Jeanine Guidry, 10 July 2011, Richmond, VA
Ron Chew, in his excellent essay “ Community-based arts organizations: a new center of gravity” mentions the interesting, and widespread, acknowledgement that traditional European art forms like ballet, opera, and the symphony can no longer be considered the sole windows into a community’s artistic soul and the sole measure of this country’s creativity (Chew, 2009, p.1-2). A segment of arts organizations – once viewed as less attractive distant cousins to the “big boys” – has emerged at the center of this more expansive vision of the arts. These typically small and midsized arts organizations, often community-based in their mission or practice, provide a canvas for the works of emerging artists and are bustling laboratories of experimentation and innovation. The work of these organizations moves people to understand that art can be about more than engaging in an aesthetic experience. Art can also comfort in times of trouble, heal personal wounds, inspire community participation, and foster a more compassionate society. That last sentence is what inspired us to start Arts in the Alley in 2008.

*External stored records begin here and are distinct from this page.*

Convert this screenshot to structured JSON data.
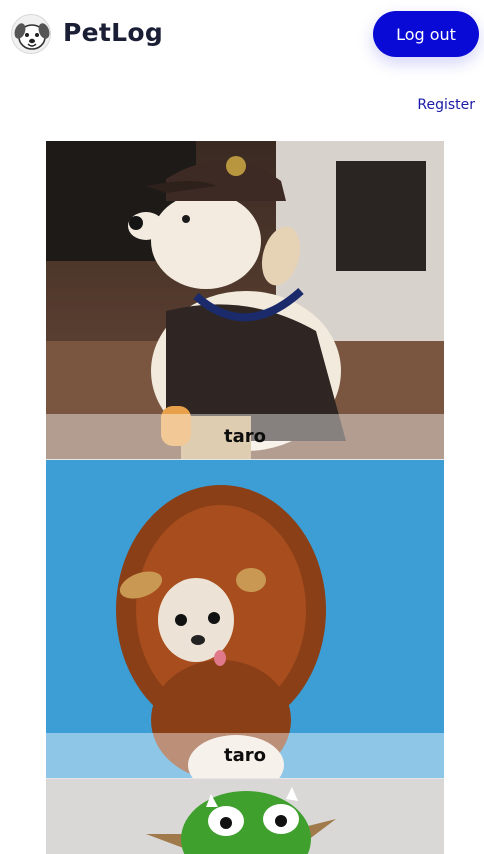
{
  "header": {
    "brand": "PetLog",
    "logo_icon": "dog-face-icon",
    "logout_label": "Log out"
  },
  "nav": {
    "register_label": "Register"
  },
  "feed": {
    "posts": [
      {
        "caption": "taro",
        "image": "dog-in-ups-costume"
      },
      {
        "caption": "taro",
        "image": "chihuahua-in-lion-mane"
      },
      {
        "caption": "",
        "image": "dog-in-green-dragon-costume"
      }
    ]
  },
  "colors": {
    "accent": "#0a0ad6",
    "brand_text": "#1a1f36",
    "link": "#1a1aa8"
  }
}
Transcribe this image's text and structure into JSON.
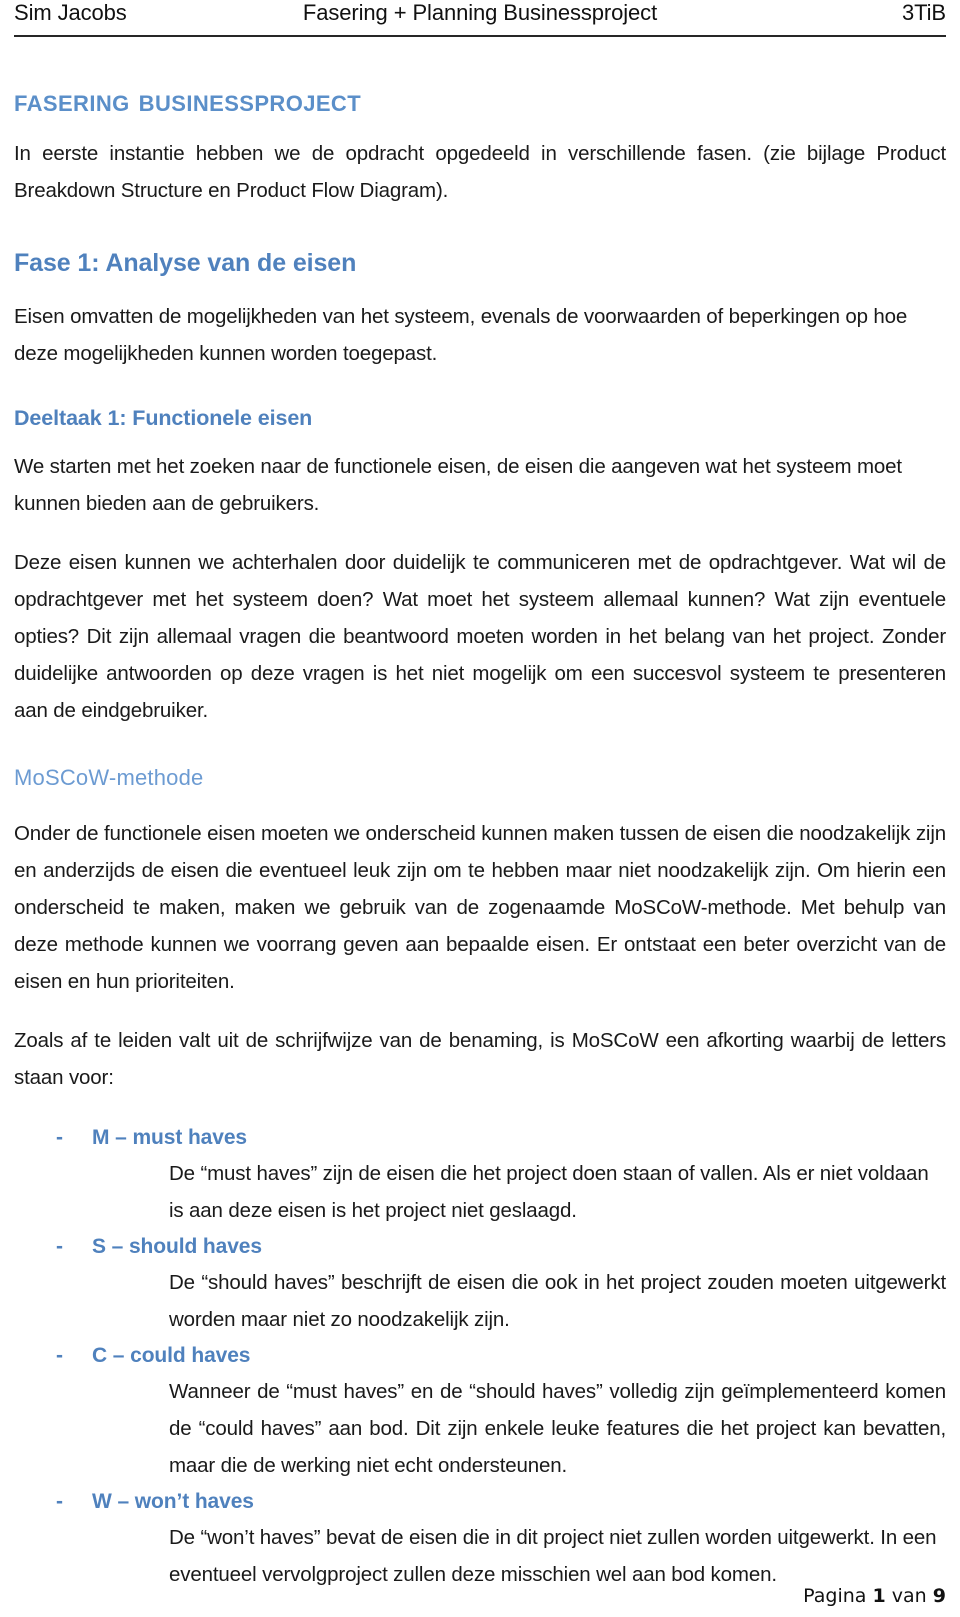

Situation Analysis and Research Questions
Arts in the Alley is a Richmond, Va.-based initiative that brings together volunteers of diverse backgrounds to revitalize run-down inner-city alleys by cleaning the area and painting murals, thereby turning the alleyways into colorful outdoor art galleries. Goals of the project are making the neighborhoods better places to live, work and play; impacting the lives of volunteers and especially at-risk teenage volunteers; and increasing community engagement among current Arts in the Alley volunteers. Up to this point we have grasped the results of Arts in the Alley solely through observation and experiential learning – in order to plan for the future as well as better communicate with potential funders, volunteers, and building owners, we need to find out what the proven expected results will be. In this paper I will start with a definition of some important terms, provide a brief historical background of murals and mural painting, provide a brief outline of public arts projects and murals in particular, continue with a literature review exploring and examining what others have found the effects of public arts projects to be, and conclude with potential next steps. The research questions:
1. To what extent does an Arts in the Alley project affect the community in which it takes place? 2. To what extent does an Arts in the Alley project affect the life of a volunteer who participates in the project? 3. To what extent does an Arts in the Alley project affect the life of the artists/designers who (help) design, and often paint, the murals for the project?
Definition of terms
Jack Becker, founder and artistic director of FORECAST Public Artworks, defines public art as “work created by artists for places accessible to and used by the public” (Becker, 2004, p.5), and as such, Arts in the Alley is a public arts project. However, Seana Lowe gives a specific definition in her doctoral thesis for a subcategory that applies to Arts in the Alley: Community art is a form of public art that is characterized by its experiential and inclusive nature. With community art, artists work with non-artists in grassroots settings, creating art in the public interest (Lowe, 2000, p.364). Most literature, though, refers to public art and does not further break down into categories like community art, so for the sake of this literature review we will primarily research public art projects. Joshua Guetzkow, in a literary review on how the arts impact communities presented at Princeton University, emphasizes the importance of definitions when trying to determine the impact of public arts projects on the community (Guetzkow, 2002, p.1). We have already addressed the definition of...